• [WHAT TO WORK ON]: What is needed is every line of the material that contains "Tobacco".

• [EXERCISE DATA]:
....................

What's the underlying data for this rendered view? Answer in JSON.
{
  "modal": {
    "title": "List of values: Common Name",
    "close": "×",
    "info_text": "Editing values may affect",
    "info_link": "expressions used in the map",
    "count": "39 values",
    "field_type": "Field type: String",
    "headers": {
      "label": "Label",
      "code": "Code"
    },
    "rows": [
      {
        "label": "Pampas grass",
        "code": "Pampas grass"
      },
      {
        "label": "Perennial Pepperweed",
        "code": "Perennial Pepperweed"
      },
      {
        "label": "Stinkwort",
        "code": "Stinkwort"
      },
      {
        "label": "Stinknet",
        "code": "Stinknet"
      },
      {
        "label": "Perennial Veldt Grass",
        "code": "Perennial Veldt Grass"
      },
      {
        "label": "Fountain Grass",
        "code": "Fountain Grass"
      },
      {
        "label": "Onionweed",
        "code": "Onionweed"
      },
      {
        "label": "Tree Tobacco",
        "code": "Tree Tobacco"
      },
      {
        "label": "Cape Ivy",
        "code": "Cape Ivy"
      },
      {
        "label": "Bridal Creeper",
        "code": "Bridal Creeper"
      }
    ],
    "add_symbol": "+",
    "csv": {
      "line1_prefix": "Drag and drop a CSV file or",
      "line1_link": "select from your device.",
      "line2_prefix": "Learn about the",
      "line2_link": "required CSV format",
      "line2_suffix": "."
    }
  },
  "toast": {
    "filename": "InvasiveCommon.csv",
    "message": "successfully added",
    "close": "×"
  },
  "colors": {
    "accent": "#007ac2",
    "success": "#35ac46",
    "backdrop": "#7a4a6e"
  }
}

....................

• [SOLUTION]:
        "label": "Tree Tobacco",
        "code": "Tree Tobacco"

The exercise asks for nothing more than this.